The first 'American Idol' winner on how she manages to remain her own woman – Jane Austen fascination and all
Tony Oursler on exploring our uneasy relationship with technology with his new show

You won't believe your eyes

Tony Oursler's new show explores our uneasy relationship with technology. He's one of a growing number of artists with that preoccupation
Ian Herbert: Peter Moores must go. He should never have been brought back to fail again

Moores must go. He should never have been brought back to fail again

The England coach leaves players to find solutions - which makes you wonder where he adds value, says Ian Herbert
War with Isis: Fears that the looming battle for Mosul will unleash 'a million refugees'

The battle for Mosul will unleash 'a million refugees'

Aid agencies prepare for vast exodus following planned Iraqi offensive against the Isis-held city, reports Patrick Cockburn
Yvette Cooper: We can't lose the election. There's too much on the line

Yvette Cooper: We can't lose the election.
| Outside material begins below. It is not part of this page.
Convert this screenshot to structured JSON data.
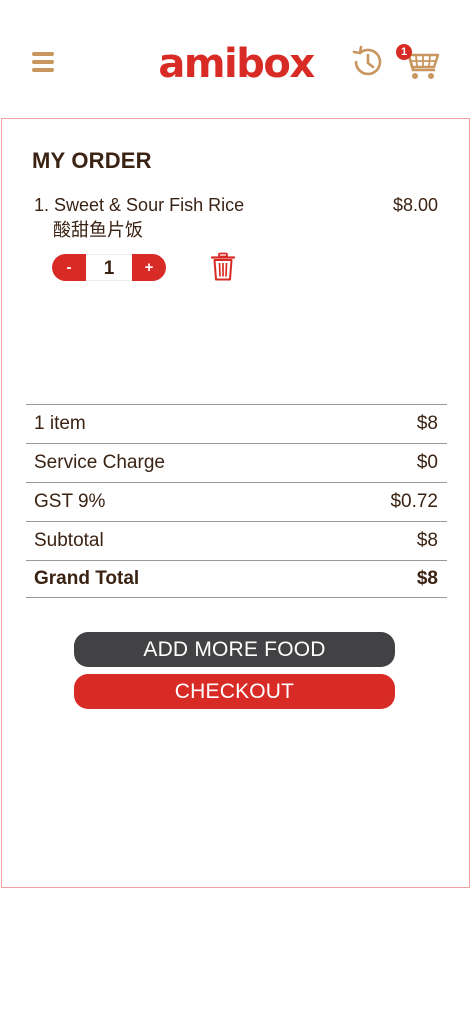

There's too much on the line

The shadow Home Secretary on fighting radical Islam, protecting children, and why anyone in Labour who's thinking beyond May must 'sort themselves out'
A bad week for the Greens: Leader Natalie Bennett's 'car crash' radio interview is followed by Brighton council's failure to set a budget due to infighting

It's not easy being Green

After a bad week in which its leader had a public meltdown and its only city council couldn't agree on a budget vote, what next for the alternative party? It's over to Caroline Lucas to find out
Gorillas nearly missed: BBC producers didn't want to broadcast Sir David Attenborough's famed Rwandan encounter

Gorillas nearly missed

BBC producers didn't want to broadcast Sir David Attenborough's famed Rwandan encounter
Downton Abbey effect sees impoverished Italian nobles inspired to open their doors to paying guests for up to €650 a night

The Downton Abbey effect

Impoverished Italian nobles are opening their doors to paying guests, inspired by the TV drama
China's wild panda numbers have increased by 17% since 2003, new census reveals

China's wild panda numbers on the up

New census reveals 17% since 2003